Is any age too early to give cellphones or tablets to children?
Some experts say screen time early in life can harm child development
If you're buying presents for children this Christmas, you may be feeling the pressure to give some higher-end tech. Items such as tablets are being aggressively marketed as children's gifts.
It's a shift from only a few years ago. The Fire HD Kids Edition Tablet is advertised as "a real tablet" with the added benefit as a "kid-proof" case to avoid breaks. It includes parental controls such as the ability to set screen-time limits.
On mobile? Click here to view the Best Buy commercial.
A commercial from Best Buy features an employee in what looks like a child's play room. The room is decorated in bright colours. The walls are covered in artwork that appears to be done by a five-year-old.
The employee starts the commercial by saying, "Now most people think of Best Buy as a place to shop for adults, but we also have a huge selection of tech gifts for kids and teens."
It advertises a GoPro, portable speakers, and another kid friendly tablet, which the employee says "even toddlers know how to use."

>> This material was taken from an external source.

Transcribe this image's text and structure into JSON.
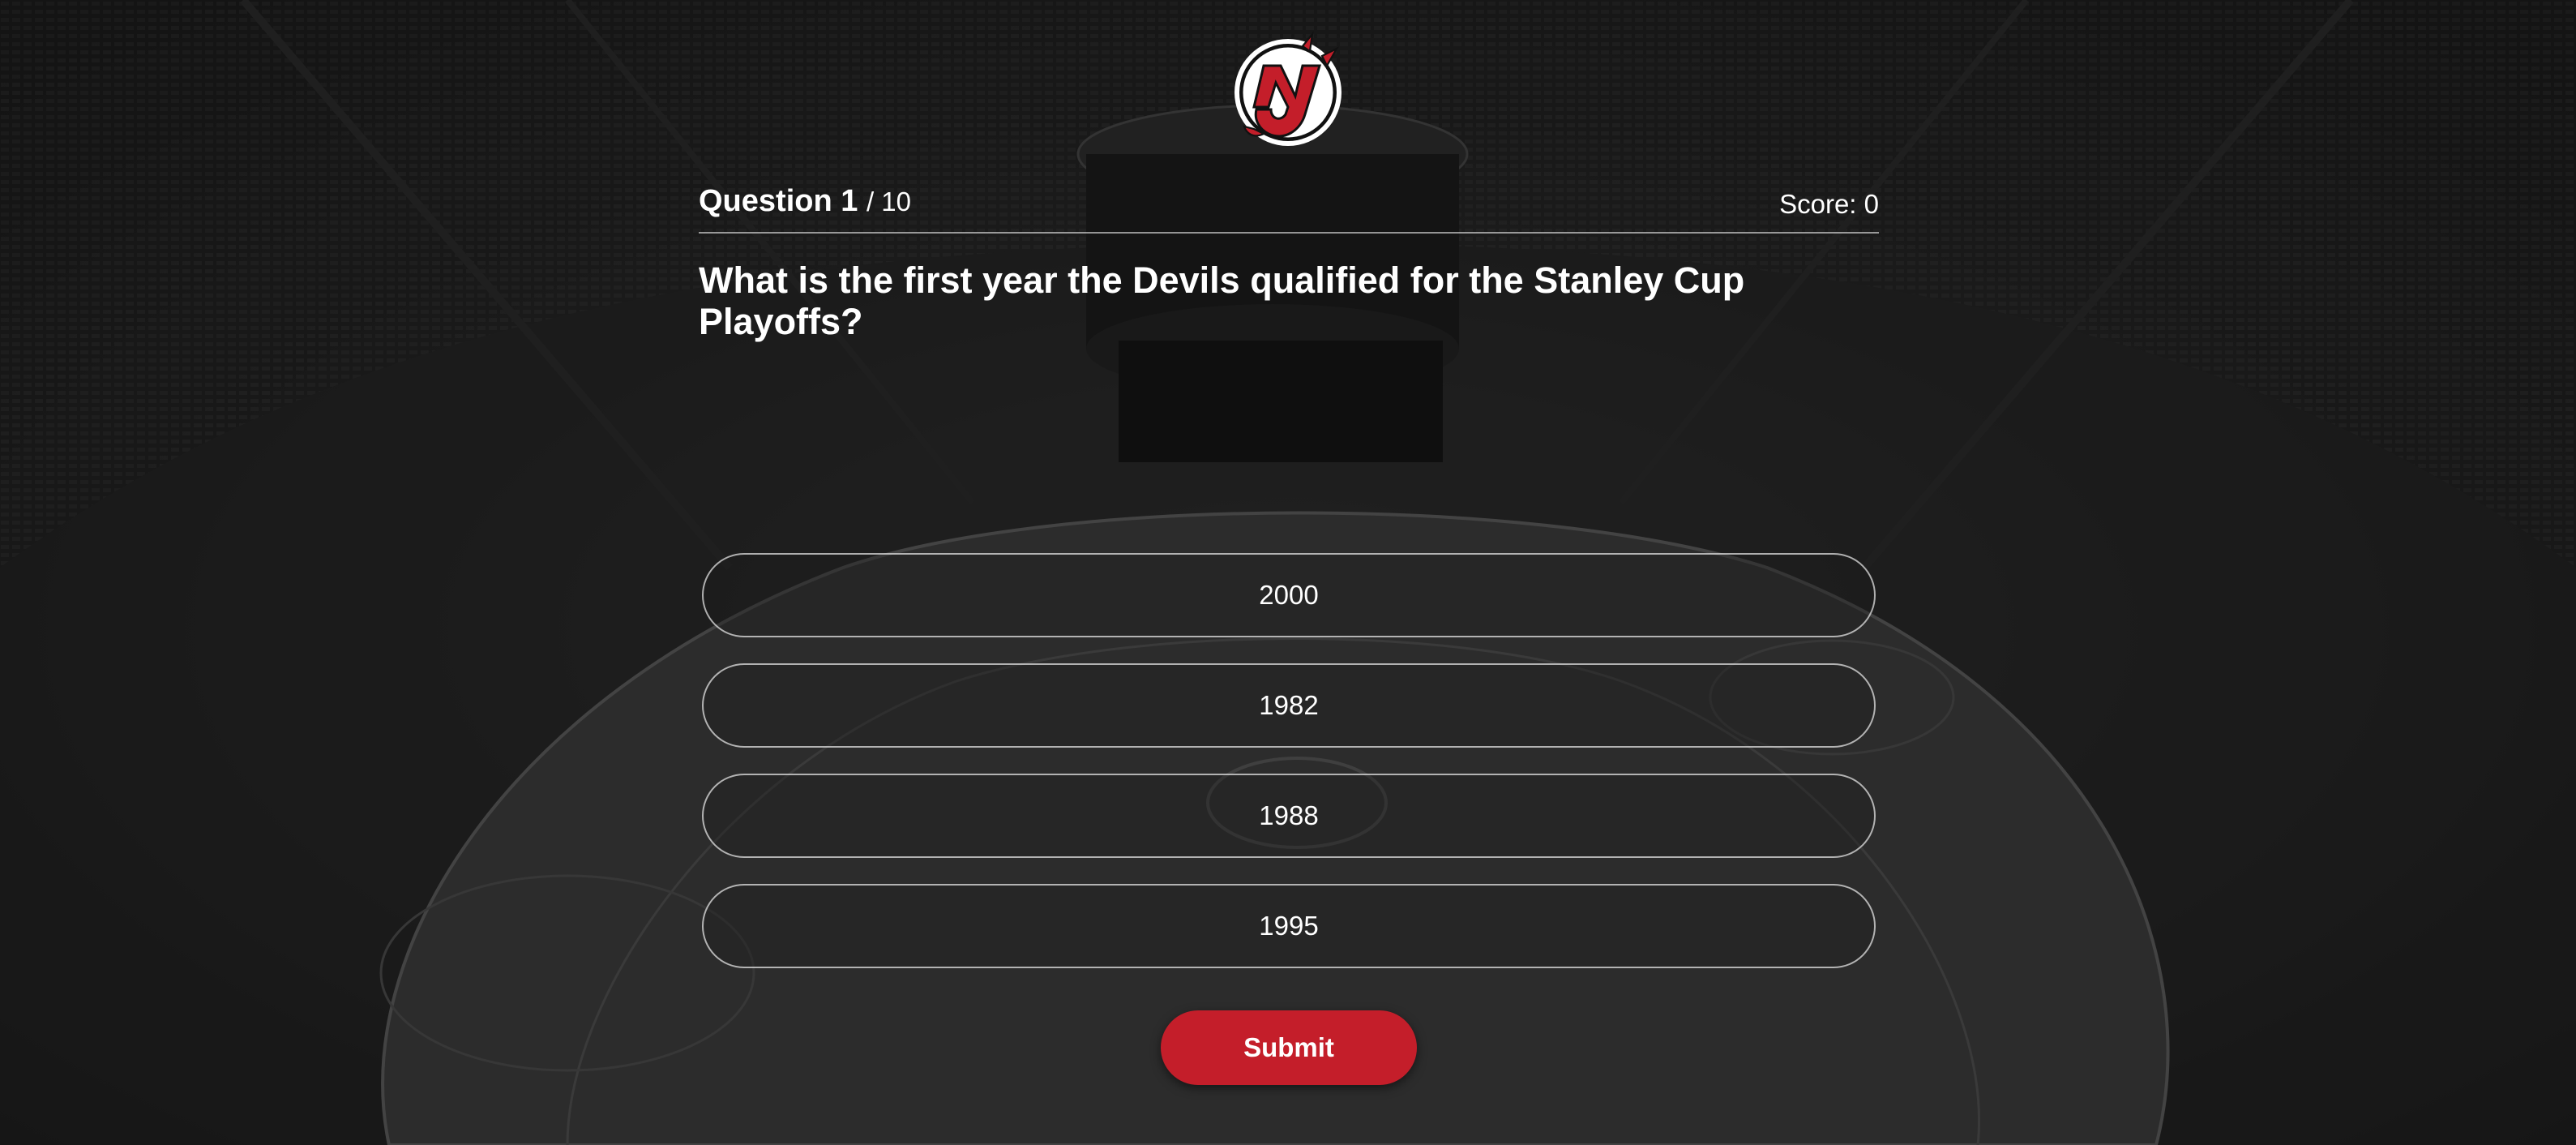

Consequences of introducing tech early
Some professionals say there is an age that is too early to be using screen technology. The Canadian Pediatrics Society released guidelines on screen time. It says screen time should be limited to zero hours before the age of two, up to one hour between the ages of two and four, and up to two hours between the ages of four and 17.

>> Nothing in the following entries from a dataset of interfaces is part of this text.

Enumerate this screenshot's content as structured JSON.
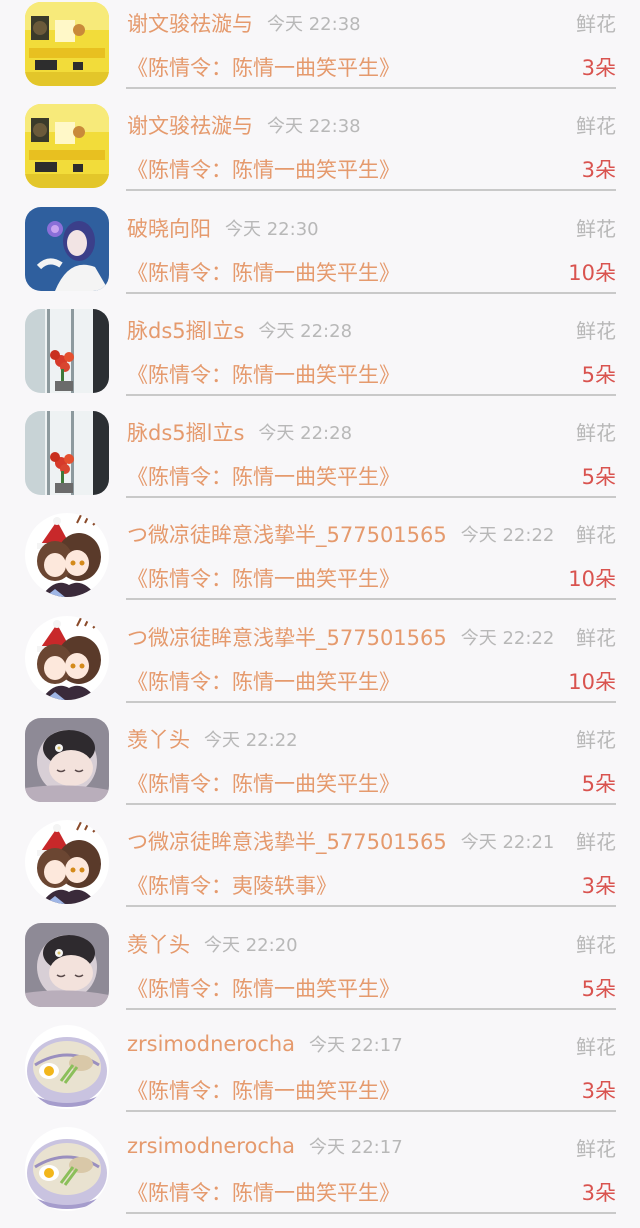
{
  "gift_list": [
    {
      "username": "谢文骏祛漩与",
      "time": "今天 22:38",
      "gift_type": "鲜花",
      "book": "《陈情令：陈情一曲笑平生》",
      "count": "3朵",
      "avatar": "yellow-room"
    },
    {
      "username": "谢文骏祛漩与",
      "time": "今天 22:38",
      "gift_type": "鲜花",
      "book": "《陈情令：陈情一曲笑平生》",
      "count": "3朵",
      "avatar": "yellow-room"
    },
    {
      "username": "破晓向阳",
      "time": "今天 22:30",
      "gift_type": "鲜花",
      "book": "《陈情令：陈情一曲笑平生》",
      "count": "10朵",
      "avatar": "blue-girl"
    },
    {
      "username": "脉ds5搁l立s",
      "time": "今天 22:28",
      "gift_type": "鲜花",
      "book": "《陈情令：陈情一曲笑平生》",
      "count": "5朵",
      "avatar": "window-flowers"
    },
    {
      "username": "脉ds5搁l立s",
      "time": "今天 22:28",
      "gift_type": "鲜花",
      "book": "《陈情令：陈情一曲笑平生》",
      "count": "5朵",
      "avatar": "window-flowers"
    },
    {
      "username": "つ微凉徒眸意浅挚半_577501565",
      "time": "今天 22:22",
      "gift_type": "鲜花",
      "book": "《陈情令：陈情一曲笑平生》",
      "count": "10朵",
      "avatar": "anime-christmas"
    },
    {
      "username": "つ微凉徒眸意浅挚半_577501565",
      "time": "今天 22:22",
      "gift_type": "鲜花",
      "book": "《陈情令：陈情一曲笑平生》",
      "count": "10朵",
      "avatar": "anime-christmas"
    },
    {
      "username": "羡丫头",
      "time": "今天 22:22",
      "gift_type": "鲜花",
      "book": "《陈情令：陈情一曲笑平生》",
      "count": "5朵",
      "avatar": "sleeping-baby"
    },
    {
      "username": "つ微凉徒眸意浅挚半_577501565",
      "time": "今天 22:21",
      "gift_type": "鲜花",
      "book": "《陈情令：夷陵轶事》",
      "count": "3朵",
      "avatar": "anime-christmas"
    },
    {
      "username": "羡丫头",
      "time": "今天 22:20",
      "gift_type": "鲜花",
      "book": "《陈情令：陈情一曲笑平生》",
      "count": "5朵",
      "avatar": "sleeping-baby"
    },
    {
      "username": "zrsimodnerocha",
      "time": "今天 22:17",
      "gift_type": "鲜花",
      "book": "《陈情令：陈情一曲笑平生》",
      "count": "3朵",
      "avatar": "ramen-bowl"
    },
    {
      "username": "zrsimodnerocha",
      "time": "今天 22:17",
      "gift_type": "鲜花",
      "book": "《陈情令：陈情一曲笑平生》",
      "count": "3朵",
      "avatar": "ramen-bowl"
    }
  ],
  "colors": {
    "username": "#e59a6d",
    "book_title": "#e59a6d",
    "count": "#d9534f",
    "muted": "#b8b8b8",
    "divider": "#c9c9c9",
    "background": "#f8f7f9"
  }
}
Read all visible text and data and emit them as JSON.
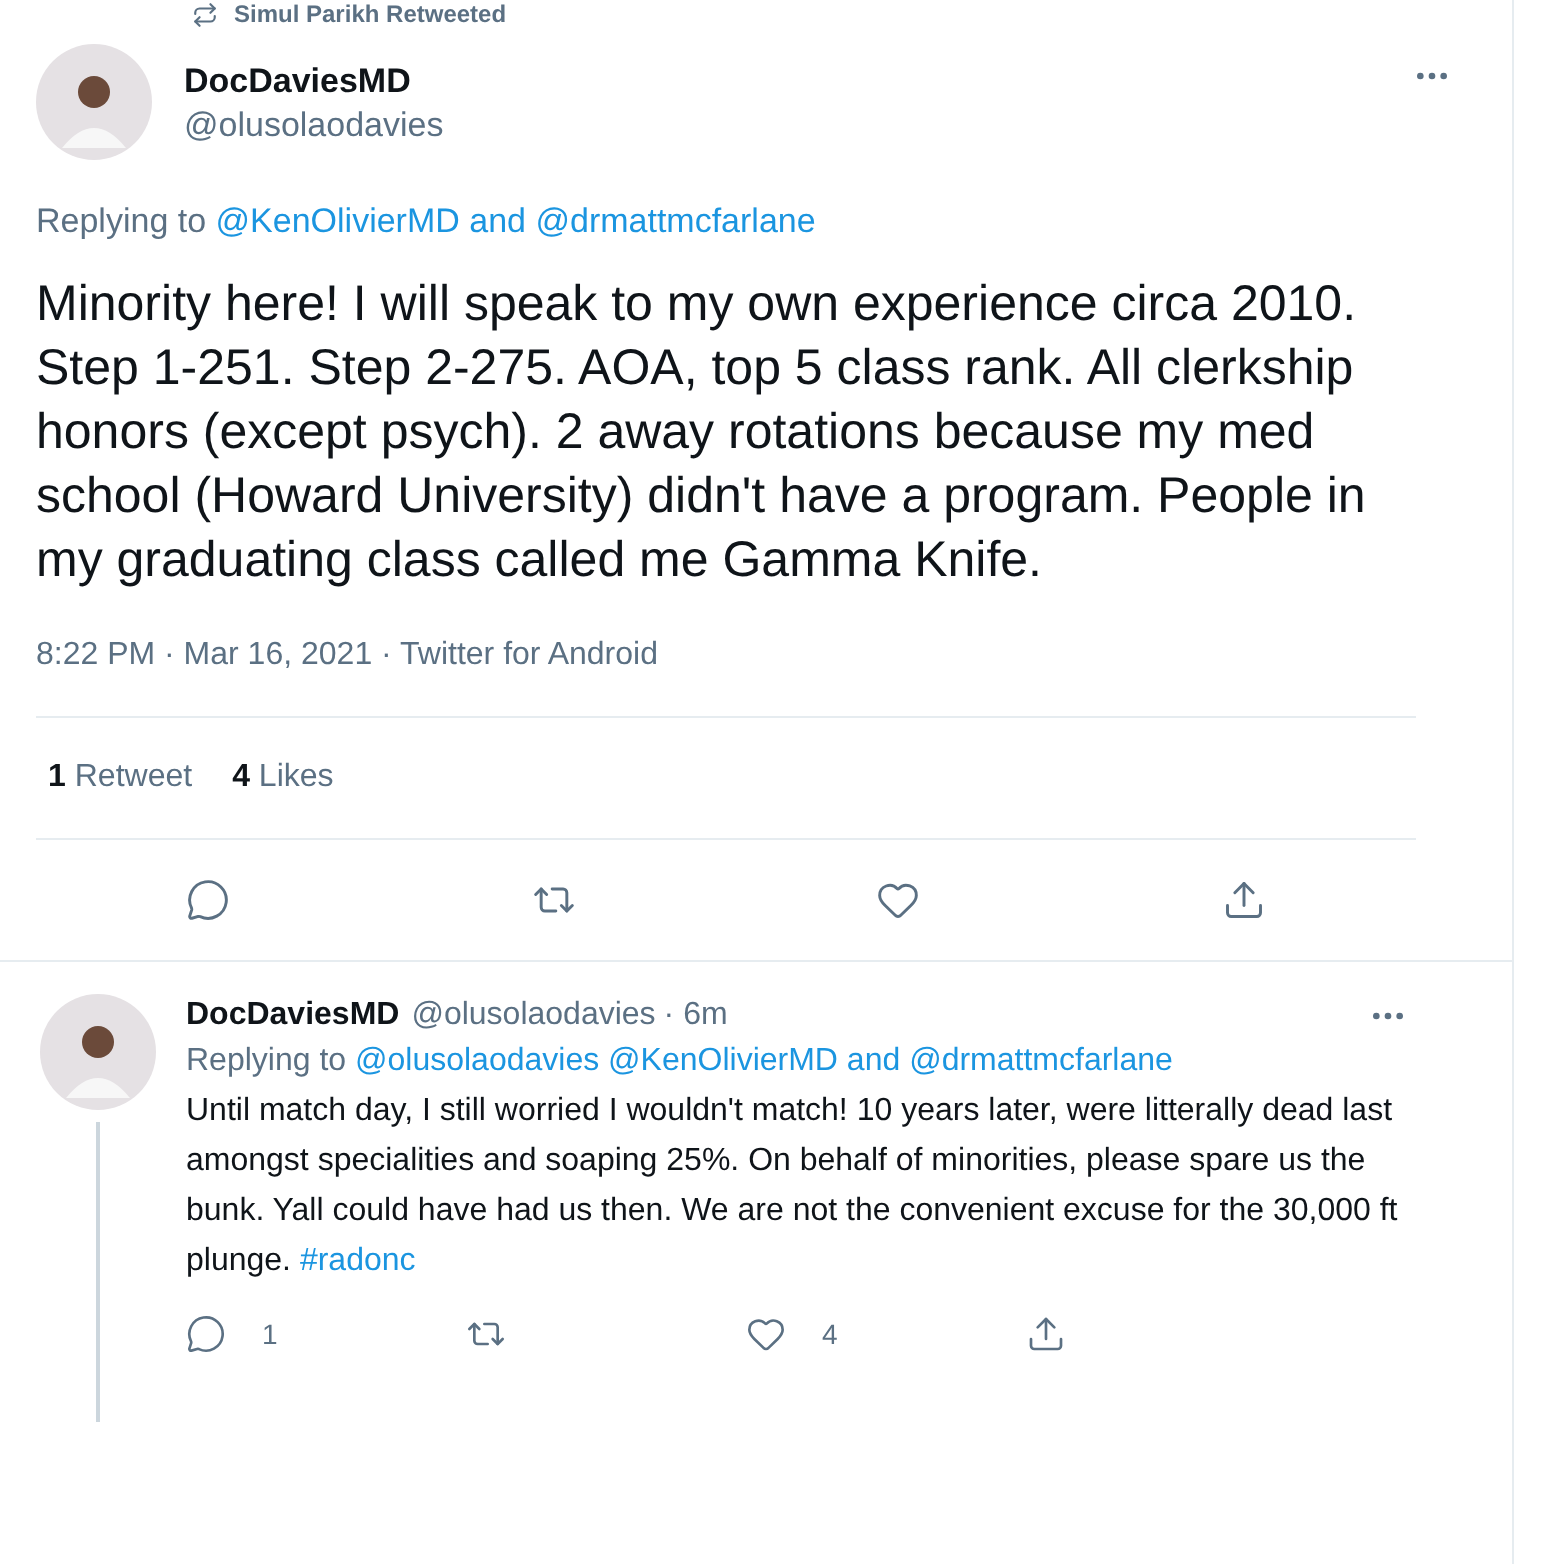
{
  "retweet_banner": {
    "text": "Simul Parikh Retweeted"
  },
  "main_tweet": {
    "name": "DocDaviesMD",
    "handle": "@olusolaodavies",
    "replying": {
      "label": "Replying to",
      "mentions": [
        "@KenOlivierMD",
        "@drmattmcfarlane"
      ],
      "conjunction": "and"
    },
    "text": "Minority here! I will speak to my own experience circa 2010. Step 1-251. Step 2-275. AOA, top 5 class rank. All clerkship honors (except psych). 2 away rotations because my med school (Howard University) didn't have a program. People in my graduating class called me Gamma Knife.",
    "meta": "8:22 PM · Mar 16, 2021 · Twitter for Android",
    "stats": [
      {
        "count": "1",
        "label": "Retweet"
      },
      {
        "count": "4",
        "label": "Likes"
      }
    ],
    "actions": [
      {
        "kind": "reply"
      },
      {
        "kind": "retweet"
      },
      {
        "kind": "like"
      },
      {
        "kind": "share"
      }
    ]
  },
  "reply_tweet": {
    "name": "DocDaviesMD",
    "handle": "@olusolaodavies",
    "time": "· 6m",
    "replying": {
      "label": "Replying to",
      "mentions": [
        "@olusolaodavies",
        "@KenOlivierMD",
        "@drmattmcfarlane"
      ],
      "conjunction": "and"
    },
    "body": [
      {
        "kind": "plain",
        "text": "Until match day, I still worried I wouldn't match! 10 years later, were litterally dead last amongst specialities and soaping 25%. On behalf of minorities, please spare us the bunk. Yall could have had us then. We are not the convenient excuse for the 30,000 ft plunge."
      },
      {
        "kind": "link",
        "text": "#radonc"
      }
    ],
    "actions": [
      {
        "kind": "reply",
        "count": "1"
      },
      {
        "kind": "retweet"
      },
      {
        "kind": "like",
        "count": "4"
      },
      {
        "kind": "share"
      }
    ]
  }
}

Stan Lipnowksi is a pediatrician who helped author the report that stated these guidelines.
He said they wrote the guidelines largely to decrease sedentary behaviour and increase activity in children, but he adds it is also important that children have a lot of social interaction during their development. He favours learning methods where children interact with a person rather than an educational app.
"The younger we can get our children to interact and have quality time with caregivers, it pays tremendous dividends down the line," he said. "They have better social skills, they don't rely on the TV to be their babysitter, and they learn quite well."
Another factor experts say you must consider is whether children are able to handle the constant social media connection that comes hand in hand with a technology like cell phones. Hazen Gandy is a Child and Adolescent Psychiatrist at the Children's Hospital of Eastern Ontario. He says children and youth have increasing stress levels, and social media is a contributing factor.
"In our generation, if there was a bully in our playground, when we went home we felt safe," said Gandy. On social media that bully follows you into your bedroom."
The benefit of teaching digital literacy
The cell phone doesn't have a SIM card and functions more like a small tablet with apps. He originally gave it as a motivational tool -- he adds a new app to his daughter's phone when she shows good behavior. But he's found new uses for it.
"It's also a way for her to sort of recognize that she's part of this culture that is going to be digital," he said.
"If she's going to be able to navigate that world in an appropriate way, she needs to be able to familiar with this technology, its limitations, its drawbacks, its challenges early in life. The way I figure it, either she's going to learn that from me, or she's going to learn that from some friend when she's over on a play date. If I have the choice, I'd prefer to be involved in that conversation."
In the end, Gerhard says it's a balance.
"We still control when she is allowed to play on her phone and when she's on her phone ... because she's a kid she doesn't know that staring at her phone for days at a time is going to rot her brain, so we help her to recognize those things and control the way she uses the technology."